Data records for software interfaces
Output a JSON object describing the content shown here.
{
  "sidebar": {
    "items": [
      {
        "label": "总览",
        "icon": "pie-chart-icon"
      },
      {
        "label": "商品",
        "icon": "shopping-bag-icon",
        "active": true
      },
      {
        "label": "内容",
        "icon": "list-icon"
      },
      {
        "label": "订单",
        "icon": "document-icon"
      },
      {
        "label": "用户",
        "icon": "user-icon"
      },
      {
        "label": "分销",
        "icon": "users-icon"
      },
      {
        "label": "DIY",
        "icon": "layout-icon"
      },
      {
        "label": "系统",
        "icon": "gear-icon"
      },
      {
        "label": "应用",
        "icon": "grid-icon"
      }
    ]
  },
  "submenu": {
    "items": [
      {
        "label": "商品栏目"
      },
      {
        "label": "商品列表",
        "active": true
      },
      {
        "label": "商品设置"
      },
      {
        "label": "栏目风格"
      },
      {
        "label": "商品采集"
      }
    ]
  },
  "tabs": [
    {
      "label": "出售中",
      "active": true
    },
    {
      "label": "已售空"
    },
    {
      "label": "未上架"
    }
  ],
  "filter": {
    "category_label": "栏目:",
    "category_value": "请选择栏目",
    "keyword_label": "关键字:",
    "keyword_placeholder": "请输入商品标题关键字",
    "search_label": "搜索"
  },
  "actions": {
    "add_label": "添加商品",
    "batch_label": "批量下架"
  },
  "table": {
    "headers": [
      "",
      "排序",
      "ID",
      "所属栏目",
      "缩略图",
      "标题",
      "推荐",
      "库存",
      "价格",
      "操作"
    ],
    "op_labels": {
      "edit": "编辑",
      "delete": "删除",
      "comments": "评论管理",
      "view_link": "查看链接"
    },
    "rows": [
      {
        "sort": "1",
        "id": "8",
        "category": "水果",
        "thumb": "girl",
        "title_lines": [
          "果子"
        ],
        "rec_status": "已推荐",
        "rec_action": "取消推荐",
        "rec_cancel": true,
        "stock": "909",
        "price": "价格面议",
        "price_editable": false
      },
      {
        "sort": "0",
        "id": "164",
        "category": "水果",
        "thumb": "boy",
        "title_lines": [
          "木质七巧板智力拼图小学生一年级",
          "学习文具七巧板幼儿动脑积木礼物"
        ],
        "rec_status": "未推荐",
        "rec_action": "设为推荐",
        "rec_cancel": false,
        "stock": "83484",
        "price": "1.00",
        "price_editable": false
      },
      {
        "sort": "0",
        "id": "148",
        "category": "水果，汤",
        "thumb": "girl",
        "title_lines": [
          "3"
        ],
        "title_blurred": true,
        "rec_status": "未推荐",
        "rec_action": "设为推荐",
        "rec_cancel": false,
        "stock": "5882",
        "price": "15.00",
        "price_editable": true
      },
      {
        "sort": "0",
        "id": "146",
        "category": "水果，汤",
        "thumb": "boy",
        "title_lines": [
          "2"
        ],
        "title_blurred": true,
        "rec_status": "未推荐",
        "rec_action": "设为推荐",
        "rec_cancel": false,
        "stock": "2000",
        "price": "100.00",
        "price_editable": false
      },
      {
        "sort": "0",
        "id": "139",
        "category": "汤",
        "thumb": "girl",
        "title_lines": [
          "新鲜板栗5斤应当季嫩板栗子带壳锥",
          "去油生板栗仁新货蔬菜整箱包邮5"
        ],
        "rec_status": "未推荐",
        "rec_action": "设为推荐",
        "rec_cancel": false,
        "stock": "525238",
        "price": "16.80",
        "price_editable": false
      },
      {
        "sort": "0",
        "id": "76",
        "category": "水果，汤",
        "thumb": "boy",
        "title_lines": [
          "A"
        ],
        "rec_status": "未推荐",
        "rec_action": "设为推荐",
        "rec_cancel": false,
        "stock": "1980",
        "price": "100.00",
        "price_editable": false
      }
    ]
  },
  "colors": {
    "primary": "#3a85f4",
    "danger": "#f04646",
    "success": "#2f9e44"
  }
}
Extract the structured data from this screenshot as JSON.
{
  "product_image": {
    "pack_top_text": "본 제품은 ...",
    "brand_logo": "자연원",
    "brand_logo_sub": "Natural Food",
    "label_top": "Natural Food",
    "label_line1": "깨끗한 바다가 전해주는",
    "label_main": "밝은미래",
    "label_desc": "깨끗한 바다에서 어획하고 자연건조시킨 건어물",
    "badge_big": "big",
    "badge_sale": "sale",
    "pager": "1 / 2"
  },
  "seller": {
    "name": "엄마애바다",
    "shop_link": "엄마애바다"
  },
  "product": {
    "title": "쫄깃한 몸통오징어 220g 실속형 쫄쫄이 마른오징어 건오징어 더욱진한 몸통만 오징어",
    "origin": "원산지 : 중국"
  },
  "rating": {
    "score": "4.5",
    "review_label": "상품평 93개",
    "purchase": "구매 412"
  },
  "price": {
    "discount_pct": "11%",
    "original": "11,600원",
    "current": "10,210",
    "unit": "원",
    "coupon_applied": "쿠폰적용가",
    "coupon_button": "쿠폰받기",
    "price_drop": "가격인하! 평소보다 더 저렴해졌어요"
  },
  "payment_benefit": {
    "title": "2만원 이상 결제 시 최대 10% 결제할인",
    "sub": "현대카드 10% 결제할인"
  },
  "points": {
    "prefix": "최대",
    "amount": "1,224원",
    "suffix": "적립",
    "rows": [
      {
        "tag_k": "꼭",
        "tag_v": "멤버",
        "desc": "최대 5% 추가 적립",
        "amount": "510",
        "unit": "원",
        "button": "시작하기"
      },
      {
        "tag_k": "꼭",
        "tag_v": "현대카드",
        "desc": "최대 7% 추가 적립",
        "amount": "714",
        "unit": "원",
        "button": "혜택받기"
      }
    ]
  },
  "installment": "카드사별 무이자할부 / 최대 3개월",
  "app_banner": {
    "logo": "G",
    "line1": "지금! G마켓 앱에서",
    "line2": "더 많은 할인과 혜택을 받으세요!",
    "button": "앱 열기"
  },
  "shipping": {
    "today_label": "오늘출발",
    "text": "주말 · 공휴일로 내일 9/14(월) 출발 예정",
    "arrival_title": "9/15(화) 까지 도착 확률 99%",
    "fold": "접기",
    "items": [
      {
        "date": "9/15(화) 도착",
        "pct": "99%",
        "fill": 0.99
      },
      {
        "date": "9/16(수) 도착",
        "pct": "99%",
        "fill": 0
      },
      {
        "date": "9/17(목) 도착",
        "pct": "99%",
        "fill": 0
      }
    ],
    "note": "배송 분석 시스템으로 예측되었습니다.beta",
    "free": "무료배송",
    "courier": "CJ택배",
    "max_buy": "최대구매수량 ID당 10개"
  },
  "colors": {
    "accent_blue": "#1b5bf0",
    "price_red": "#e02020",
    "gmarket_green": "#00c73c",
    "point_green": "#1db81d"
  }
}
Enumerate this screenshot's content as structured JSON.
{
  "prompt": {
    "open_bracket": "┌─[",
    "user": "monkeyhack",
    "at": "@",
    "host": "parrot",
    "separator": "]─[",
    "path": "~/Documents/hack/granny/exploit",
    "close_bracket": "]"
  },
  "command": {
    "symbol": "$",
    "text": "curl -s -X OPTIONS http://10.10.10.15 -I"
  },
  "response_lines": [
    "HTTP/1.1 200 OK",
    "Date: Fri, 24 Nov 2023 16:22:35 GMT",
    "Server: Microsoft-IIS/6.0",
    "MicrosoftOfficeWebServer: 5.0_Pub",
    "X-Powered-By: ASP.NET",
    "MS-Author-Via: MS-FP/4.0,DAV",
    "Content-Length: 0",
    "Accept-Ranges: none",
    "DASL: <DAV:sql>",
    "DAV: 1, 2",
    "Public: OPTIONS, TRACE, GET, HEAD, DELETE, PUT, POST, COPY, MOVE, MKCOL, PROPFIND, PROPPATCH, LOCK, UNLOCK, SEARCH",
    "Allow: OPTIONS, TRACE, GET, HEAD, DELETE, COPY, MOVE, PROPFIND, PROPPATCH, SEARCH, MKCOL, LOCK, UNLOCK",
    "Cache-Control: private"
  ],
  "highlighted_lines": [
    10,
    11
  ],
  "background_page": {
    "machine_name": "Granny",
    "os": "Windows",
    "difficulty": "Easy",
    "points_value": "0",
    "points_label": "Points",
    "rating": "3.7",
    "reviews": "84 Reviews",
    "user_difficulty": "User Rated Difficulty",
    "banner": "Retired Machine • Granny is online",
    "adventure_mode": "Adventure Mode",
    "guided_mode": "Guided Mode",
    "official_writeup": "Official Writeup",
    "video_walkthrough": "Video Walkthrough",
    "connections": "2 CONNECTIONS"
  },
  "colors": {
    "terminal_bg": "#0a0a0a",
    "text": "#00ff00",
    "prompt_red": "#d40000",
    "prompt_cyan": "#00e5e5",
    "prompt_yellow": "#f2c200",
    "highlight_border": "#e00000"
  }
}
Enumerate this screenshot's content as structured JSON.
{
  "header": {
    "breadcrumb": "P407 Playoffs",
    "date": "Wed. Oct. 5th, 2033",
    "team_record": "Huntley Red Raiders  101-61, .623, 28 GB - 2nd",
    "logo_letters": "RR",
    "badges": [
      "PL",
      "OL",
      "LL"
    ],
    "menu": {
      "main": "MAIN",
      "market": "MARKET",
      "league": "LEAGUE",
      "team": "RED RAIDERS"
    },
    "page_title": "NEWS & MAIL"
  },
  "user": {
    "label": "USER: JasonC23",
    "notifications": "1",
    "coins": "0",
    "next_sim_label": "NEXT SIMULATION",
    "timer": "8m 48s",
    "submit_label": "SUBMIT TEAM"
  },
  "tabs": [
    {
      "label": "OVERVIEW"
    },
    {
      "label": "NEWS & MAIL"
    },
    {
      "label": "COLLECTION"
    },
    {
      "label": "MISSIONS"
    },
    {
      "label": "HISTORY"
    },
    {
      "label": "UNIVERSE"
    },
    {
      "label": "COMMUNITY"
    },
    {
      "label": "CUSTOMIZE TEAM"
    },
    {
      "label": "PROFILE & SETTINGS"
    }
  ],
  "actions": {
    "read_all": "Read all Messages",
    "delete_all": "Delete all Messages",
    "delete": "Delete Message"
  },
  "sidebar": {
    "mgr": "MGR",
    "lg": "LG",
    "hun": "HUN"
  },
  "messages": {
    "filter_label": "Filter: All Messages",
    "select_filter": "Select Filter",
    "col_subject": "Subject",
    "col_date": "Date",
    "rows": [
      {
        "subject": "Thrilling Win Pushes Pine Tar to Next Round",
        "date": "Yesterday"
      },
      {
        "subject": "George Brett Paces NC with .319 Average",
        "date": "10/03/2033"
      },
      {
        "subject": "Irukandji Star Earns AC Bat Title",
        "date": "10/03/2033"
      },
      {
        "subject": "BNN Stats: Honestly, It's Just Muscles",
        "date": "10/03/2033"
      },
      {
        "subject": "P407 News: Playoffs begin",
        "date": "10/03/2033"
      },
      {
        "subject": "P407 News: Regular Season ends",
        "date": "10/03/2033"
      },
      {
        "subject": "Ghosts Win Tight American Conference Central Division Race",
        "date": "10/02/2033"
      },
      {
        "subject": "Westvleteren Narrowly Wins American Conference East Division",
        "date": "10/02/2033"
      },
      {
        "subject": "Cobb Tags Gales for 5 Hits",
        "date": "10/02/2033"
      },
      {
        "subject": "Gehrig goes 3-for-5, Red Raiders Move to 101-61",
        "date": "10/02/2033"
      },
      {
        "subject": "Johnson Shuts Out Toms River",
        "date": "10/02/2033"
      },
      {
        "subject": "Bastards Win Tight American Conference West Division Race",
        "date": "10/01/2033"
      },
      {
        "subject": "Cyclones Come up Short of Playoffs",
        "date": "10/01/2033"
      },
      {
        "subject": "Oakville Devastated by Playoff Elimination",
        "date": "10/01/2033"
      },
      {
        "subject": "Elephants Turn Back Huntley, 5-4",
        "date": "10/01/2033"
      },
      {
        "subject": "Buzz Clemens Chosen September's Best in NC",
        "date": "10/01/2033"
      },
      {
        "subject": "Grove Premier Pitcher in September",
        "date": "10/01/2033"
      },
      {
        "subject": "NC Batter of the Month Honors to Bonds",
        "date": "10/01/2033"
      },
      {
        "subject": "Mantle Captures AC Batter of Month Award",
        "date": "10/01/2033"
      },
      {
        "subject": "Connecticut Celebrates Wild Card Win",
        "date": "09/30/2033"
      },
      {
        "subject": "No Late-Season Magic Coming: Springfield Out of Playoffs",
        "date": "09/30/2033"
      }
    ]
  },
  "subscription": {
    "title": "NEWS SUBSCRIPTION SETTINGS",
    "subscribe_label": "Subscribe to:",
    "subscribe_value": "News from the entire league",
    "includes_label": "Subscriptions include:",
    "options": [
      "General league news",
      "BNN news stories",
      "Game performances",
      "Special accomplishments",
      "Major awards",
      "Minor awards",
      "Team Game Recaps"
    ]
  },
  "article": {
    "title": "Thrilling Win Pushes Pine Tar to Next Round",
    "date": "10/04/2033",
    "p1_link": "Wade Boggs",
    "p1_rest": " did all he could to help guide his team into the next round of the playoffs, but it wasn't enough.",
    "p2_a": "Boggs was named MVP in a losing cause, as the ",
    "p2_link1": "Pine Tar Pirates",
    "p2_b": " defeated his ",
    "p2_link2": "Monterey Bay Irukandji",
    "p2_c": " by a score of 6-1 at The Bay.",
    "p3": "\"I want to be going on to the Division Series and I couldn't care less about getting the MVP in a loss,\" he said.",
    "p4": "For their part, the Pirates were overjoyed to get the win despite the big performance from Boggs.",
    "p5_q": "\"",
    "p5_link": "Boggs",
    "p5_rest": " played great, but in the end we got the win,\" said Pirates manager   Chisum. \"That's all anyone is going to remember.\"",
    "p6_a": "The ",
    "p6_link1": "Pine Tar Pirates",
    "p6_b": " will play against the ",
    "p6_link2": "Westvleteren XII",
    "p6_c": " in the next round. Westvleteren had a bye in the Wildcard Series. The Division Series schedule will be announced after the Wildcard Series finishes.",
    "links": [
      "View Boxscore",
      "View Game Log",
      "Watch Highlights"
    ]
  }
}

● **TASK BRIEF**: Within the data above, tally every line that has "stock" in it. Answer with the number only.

● **TASK ANSWER**: 6